The Frick Collection has recently acquired Portrait of a Woman, an intriguing and surprisingly assertive portrait of an unidentified woman in luxurious Renaissance clothing. Here is how I interpreted the work during and after my first chance to see it at Frick Madison.
Nancy Siegel's Susie M. Barstow: Redefining the Hudson River School (Lund Humphries, 2023) is the first-ever biography of Susie M. Barstow, a greatly under-rated Hudson River School artist, teacher, and adventurer. I really enjoyed reading about Barstow's adventurous life and beautiful art.
Understand attribution, the process by which art historians make educated suppositions about who made an artwork, and learn about the pseudonyms given to artists whose real names we don't know. Enjoy some pretty religious paintings at the same time.
Sign up to receive a handout with nine fun art appreciation activities for all ages. These games and challenges will help you connect with artworks and practice key art appreciation skills like attention to detail, comparison, and visual description in the process. I hope you'll have as much fun trying them as I had dreaming them up!
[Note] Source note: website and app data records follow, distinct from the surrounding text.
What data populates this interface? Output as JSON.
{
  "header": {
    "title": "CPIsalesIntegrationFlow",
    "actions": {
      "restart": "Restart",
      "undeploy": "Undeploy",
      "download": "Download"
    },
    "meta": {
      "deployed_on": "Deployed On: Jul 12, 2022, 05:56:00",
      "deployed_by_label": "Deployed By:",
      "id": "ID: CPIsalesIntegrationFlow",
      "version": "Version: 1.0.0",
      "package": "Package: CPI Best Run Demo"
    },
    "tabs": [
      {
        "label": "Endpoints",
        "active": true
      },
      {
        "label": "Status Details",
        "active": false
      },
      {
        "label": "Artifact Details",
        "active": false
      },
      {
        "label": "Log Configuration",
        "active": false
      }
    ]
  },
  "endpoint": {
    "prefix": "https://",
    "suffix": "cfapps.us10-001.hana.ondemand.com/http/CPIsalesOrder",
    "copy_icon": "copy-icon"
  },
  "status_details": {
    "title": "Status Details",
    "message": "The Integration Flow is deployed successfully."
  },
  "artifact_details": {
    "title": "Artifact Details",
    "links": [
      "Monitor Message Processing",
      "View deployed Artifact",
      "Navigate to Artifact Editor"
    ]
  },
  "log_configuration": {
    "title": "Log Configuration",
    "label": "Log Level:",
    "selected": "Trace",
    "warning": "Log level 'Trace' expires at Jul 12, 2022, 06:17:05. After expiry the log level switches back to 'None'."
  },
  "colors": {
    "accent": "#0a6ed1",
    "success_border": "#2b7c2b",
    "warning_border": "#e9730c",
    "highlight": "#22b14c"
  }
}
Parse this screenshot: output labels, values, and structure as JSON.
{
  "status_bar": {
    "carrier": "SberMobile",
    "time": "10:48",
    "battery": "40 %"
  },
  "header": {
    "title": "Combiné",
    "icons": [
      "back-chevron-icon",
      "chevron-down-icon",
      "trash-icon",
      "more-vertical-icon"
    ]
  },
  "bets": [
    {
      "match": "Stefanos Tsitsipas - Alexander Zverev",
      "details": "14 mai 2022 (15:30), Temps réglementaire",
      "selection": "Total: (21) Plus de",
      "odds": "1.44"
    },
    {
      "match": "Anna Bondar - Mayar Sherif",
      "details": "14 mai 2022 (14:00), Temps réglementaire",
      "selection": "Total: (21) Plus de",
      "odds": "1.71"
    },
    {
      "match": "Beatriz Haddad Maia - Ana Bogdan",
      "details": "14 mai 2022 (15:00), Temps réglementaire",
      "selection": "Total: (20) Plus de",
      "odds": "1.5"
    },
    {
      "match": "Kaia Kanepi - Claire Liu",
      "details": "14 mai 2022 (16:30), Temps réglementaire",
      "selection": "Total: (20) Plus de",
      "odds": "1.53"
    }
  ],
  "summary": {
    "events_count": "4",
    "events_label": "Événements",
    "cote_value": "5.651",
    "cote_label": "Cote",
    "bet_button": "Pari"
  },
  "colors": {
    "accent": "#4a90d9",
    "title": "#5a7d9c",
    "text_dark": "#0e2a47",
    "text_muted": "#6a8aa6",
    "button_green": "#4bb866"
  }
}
Enjoy a few of my favorite Sublime landscape paintings, which are definitely frightening enough for Halloween.
The Metropolitan Museum of Art's acquisition of three works by little-known 16th-century painter Orsola Maddalena Caccia (1596-1676) made headlines in late 2020. I got to see the two of them, a pair of large still life paintings, on view in the summer of 2021.
On the afternoon of March 4th, I was one of the very first people to experience Frick Madison, the Frick Collection's new installation in the Whitney Museum's former home at 945 Madison Avenue. The surprisingly-wonderful combination of historical art and Brutalist structure literally shines a new light on the Frick's beloved artworks.
I wasn't planning to review Art is a Tyrant: The Unconventional Life of Rosa Bonheur (London: Icon Books, Ltd., 2020), Catherine Hewitt's new biography of French animal painter Rosa Bonheur. But after enjoying it so much, I decided to spread the word.
Meet Carlo Crivelli, painter of sumptuously-dressed Madonnas and saints. His rich and beautiful style is part Gothic and part Renaissance, with more than a hint of Byzantine icon painting.
Next month, The Frick Collection and DelMonico Books/D.A.P. will publish The Sleeve Should Be Illegal & Other Reflections on Art at the Frick, a book of short essays responding to works in the Frick's collection. I was lucky enough to receive an early pdf copy, and I really liked it!